● **MATERIAL SUPPLIED**:
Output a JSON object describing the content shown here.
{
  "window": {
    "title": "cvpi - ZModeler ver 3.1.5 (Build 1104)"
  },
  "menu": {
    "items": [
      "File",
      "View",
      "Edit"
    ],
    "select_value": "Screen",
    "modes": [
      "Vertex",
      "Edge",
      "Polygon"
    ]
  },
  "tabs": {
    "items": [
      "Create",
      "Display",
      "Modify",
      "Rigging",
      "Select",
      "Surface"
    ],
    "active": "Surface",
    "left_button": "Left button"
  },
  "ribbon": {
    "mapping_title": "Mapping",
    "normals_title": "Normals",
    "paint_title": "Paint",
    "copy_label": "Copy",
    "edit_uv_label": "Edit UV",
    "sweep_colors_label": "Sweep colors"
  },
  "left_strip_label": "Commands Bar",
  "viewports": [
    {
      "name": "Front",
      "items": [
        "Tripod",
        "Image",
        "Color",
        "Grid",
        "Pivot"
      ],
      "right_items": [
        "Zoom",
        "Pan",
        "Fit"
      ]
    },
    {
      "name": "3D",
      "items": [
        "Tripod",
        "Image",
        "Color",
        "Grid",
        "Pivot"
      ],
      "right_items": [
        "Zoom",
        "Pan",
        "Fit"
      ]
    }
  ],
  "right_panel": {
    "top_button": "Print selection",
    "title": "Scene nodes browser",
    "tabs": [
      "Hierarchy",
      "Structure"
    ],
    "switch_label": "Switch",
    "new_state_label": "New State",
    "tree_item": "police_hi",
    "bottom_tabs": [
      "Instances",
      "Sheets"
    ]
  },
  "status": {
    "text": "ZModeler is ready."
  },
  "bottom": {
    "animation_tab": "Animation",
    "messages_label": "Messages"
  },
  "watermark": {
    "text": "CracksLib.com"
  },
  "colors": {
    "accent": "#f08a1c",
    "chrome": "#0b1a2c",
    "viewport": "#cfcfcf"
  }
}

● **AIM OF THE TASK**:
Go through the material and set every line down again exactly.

● **RESULT**:
Output a JSON object describing the content shown here.
{
  "window": {
    "title": "cvpi - ZModeler ver 3.1.5 (Build 1104)"
  },
  "menu": {
    "items": [
      "File",
      "View",
      "Edit"
    ],
    "select_value": "Screen",
    "modes": [
      "Vertex",
      "Edge",
      "Polygon"
    ]
  },
  "tabs": {
    "items": [
      "Create",
      "Display",
      "Modify",
      "Rigging",
      "Select",
      "Surface"
    ],
    "active": "Surface",
    "left_button": "Left button"
  },
  "ribbon": {
    "mapping_title": "Mapping",
    "normals_title": "Normals",
    "paint_title": "Paint",
    "copy_label": "Copy",
    "edit_uv_label": "Edit UV",
    "sweep_colors_label": "Sweep colors"
  },
  "left_strip_label": "Commands Bar",
  "viewports": [
    {
      "name": "Front",
      "items": [
        "Tripod",
        "Image",
        "Color",
        "Grid",
        "Pivot"
      ],
      "right_items": [
        "Zoom",
        "Pan",
        "Fit"
      ]
    },
    {
      "name": "3D",
      "items": [
        "Tripod",
        "Image",
        "Color",
        "Grid",
        "Pivot"
      ],
      "right_items": [
        "Zoom",
        "Pan",
        "Fit"
      ]
    }
  ],
  "right_panel": {
    "top_button": "Print selection",
    "title": "Scene nodes browser",
    "tabs": [
      "Hierarchy",
      "Structure"
    ],
    "switch_label": "Switch",
    "new_state_label": "New State",
    "tree_item": "police_hi",
    "bottom_tabs": [
      "Instances",
      "Sheets"
    ]
  },
  "status": {
    "text": "ZModeler is ready."
  },
  "bottom": {
    "animation_tab": "Animation",
    "messages_label": "Messages"
  },
  "watermark": {
    "text": "CracksLib.com"
  },
  "colors": {
    "accent": "#f08a1c",
    "chrome": "#0b1a2c",
    "viewport": "#cfcfcf"
  }
}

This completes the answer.